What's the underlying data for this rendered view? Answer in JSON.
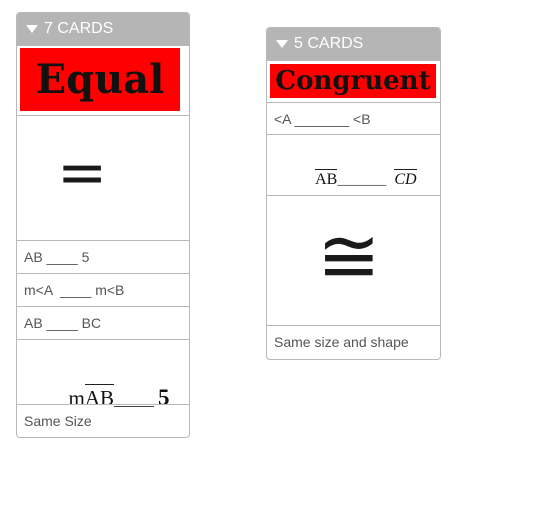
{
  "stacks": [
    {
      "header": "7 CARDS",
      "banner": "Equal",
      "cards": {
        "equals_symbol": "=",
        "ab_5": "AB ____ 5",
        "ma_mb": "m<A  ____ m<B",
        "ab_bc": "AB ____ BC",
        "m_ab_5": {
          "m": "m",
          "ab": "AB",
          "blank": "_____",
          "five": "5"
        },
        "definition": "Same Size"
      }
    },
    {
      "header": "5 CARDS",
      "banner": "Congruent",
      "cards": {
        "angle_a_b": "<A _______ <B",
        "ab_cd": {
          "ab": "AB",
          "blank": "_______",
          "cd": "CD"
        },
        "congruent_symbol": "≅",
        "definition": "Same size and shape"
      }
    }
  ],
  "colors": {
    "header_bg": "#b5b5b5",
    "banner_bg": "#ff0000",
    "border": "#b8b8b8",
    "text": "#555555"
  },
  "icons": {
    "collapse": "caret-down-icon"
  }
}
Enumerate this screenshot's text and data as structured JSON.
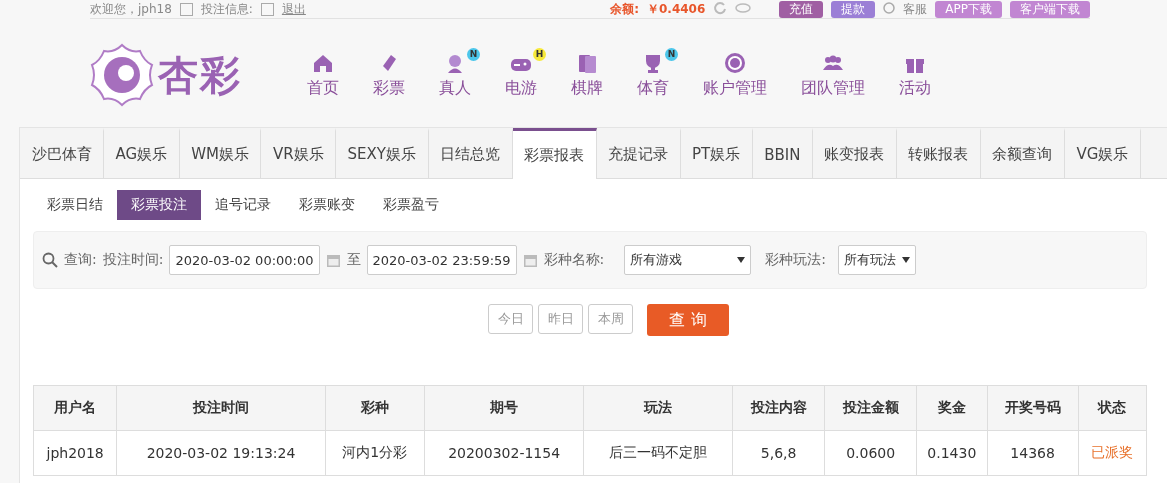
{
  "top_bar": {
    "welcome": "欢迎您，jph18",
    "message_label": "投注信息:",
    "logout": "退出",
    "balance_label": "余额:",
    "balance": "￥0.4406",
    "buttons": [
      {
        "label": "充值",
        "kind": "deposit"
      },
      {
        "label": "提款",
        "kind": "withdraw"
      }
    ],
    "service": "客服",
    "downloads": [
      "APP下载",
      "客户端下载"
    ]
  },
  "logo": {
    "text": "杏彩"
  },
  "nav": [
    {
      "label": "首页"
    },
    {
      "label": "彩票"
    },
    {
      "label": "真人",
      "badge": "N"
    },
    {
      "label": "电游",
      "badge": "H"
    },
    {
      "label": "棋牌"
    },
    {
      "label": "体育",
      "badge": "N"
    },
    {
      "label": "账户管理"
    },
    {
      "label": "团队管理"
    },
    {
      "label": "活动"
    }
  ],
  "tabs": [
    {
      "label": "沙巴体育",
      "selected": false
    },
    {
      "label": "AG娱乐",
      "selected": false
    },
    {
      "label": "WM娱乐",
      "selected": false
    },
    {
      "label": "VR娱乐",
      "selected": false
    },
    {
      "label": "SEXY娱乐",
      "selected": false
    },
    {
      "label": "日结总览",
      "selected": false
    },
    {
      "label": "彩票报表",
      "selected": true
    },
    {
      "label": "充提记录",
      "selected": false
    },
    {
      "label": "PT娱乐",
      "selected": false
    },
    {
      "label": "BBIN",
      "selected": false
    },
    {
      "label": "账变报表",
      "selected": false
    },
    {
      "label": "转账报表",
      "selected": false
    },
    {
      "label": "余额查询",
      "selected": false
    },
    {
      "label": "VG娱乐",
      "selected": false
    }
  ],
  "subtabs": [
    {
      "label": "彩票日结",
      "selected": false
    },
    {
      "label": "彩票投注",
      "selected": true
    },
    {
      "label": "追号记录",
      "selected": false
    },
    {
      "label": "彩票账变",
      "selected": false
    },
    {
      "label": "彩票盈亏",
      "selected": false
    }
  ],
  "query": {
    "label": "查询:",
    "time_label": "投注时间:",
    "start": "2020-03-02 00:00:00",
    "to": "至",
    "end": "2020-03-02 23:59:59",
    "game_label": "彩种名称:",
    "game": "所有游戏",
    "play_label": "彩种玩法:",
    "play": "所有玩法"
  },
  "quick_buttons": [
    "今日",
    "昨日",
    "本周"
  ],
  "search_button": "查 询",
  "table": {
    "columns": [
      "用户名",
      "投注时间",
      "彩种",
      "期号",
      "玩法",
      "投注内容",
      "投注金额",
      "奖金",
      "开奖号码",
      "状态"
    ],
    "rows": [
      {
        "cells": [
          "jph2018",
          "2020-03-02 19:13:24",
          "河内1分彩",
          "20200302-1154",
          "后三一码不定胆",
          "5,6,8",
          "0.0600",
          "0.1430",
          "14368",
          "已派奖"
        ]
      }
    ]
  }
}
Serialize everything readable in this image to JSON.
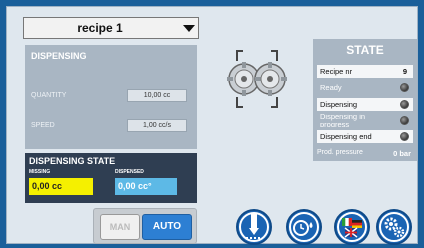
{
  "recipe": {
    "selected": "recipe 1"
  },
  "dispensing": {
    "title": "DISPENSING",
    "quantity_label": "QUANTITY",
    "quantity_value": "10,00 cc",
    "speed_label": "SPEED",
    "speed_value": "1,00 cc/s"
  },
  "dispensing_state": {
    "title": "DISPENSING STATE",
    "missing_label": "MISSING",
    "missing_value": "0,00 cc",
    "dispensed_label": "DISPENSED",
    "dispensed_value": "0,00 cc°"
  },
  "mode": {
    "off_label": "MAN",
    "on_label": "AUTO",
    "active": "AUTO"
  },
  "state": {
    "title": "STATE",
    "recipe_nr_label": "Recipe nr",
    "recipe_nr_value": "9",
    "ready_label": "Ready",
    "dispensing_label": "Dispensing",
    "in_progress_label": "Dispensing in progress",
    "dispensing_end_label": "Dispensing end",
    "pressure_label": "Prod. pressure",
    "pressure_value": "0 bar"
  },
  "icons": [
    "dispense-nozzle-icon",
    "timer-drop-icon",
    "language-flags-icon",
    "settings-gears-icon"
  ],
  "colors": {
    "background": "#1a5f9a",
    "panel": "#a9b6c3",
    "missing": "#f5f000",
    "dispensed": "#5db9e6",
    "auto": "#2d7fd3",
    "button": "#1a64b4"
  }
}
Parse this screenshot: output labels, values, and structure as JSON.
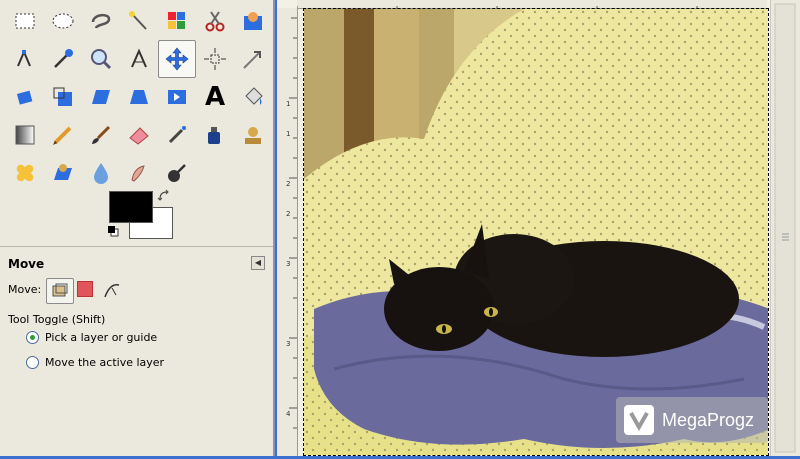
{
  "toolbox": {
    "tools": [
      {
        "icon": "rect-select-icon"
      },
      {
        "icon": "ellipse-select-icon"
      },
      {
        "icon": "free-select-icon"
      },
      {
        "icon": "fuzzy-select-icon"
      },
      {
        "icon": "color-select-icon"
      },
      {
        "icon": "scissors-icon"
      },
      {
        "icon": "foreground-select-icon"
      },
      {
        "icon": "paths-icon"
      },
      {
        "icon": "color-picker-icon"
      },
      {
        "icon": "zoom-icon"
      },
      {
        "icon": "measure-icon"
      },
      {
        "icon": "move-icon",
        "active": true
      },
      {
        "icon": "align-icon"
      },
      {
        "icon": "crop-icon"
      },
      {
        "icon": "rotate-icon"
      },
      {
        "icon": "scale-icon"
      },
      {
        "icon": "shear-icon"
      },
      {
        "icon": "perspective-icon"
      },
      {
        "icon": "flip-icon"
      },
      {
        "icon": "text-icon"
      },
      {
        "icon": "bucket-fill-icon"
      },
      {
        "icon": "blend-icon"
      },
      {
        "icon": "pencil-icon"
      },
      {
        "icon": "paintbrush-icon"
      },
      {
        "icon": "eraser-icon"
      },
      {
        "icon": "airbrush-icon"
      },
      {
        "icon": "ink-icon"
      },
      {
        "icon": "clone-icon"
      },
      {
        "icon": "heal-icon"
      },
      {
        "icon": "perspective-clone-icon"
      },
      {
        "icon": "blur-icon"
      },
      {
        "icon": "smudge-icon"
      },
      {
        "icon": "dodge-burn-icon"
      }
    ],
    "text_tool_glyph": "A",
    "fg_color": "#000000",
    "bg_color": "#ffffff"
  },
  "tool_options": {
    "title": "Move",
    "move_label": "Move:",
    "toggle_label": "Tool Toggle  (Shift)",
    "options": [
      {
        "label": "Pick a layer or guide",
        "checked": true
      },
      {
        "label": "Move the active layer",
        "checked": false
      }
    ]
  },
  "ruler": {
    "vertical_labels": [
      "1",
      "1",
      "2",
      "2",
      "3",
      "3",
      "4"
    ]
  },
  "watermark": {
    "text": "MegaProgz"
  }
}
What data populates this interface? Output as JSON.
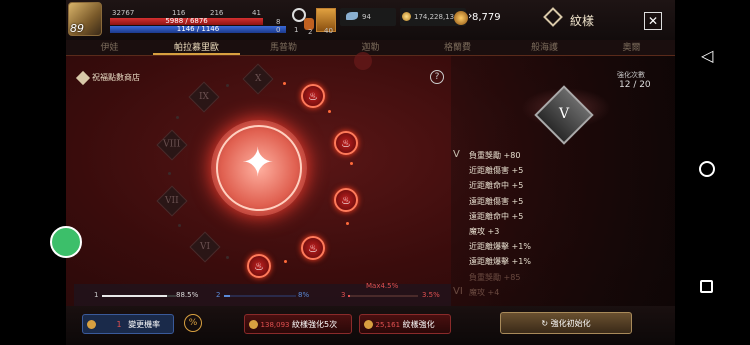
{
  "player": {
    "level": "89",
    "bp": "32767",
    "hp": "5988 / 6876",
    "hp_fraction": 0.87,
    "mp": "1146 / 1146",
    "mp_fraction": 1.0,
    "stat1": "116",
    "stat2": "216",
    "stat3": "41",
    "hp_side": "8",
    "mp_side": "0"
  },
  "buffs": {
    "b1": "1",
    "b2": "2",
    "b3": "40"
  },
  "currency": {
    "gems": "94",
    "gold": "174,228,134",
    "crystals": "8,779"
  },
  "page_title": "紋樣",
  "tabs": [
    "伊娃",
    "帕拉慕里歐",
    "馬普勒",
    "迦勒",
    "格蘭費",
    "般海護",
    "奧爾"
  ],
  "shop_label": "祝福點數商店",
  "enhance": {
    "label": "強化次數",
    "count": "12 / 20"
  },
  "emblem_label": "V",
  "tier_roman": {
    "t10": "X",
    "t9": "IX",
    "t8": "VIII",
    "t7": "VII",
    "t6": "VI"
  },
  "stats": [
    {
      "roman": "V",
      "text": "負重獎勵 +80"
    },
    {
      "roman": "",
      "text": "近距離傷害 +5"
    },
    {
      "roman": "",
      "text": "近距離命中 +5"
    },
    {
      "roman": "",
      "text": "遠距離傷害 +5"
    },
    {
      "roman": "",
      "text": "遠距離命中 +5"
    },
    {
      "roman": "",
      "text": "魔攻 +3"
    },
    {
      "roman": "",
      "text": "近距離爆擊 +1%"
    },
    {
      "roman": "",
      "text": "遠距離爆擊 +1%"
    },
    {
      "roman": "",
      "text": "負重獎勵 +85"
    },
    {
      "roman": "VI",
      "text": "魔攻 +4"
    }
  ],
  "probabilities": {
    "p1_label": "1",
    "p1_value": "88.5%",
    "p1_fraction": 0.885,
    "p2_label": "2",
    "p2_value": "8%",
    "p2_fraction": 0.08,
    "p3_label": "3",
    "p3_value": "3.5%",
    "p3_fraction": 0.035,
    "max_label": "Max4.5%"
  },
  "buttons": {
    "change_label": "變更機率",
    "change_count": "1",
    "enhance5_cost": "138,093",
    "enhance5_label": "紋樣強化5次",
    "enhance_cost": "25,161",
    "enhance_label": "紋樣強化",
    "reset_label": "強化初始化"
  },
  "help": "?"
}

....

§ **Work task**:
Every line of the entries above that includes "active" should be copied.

§ **Solution to the exercise**:
    "active": "AUTO"
        "active": true
        "label": "Move the active layer",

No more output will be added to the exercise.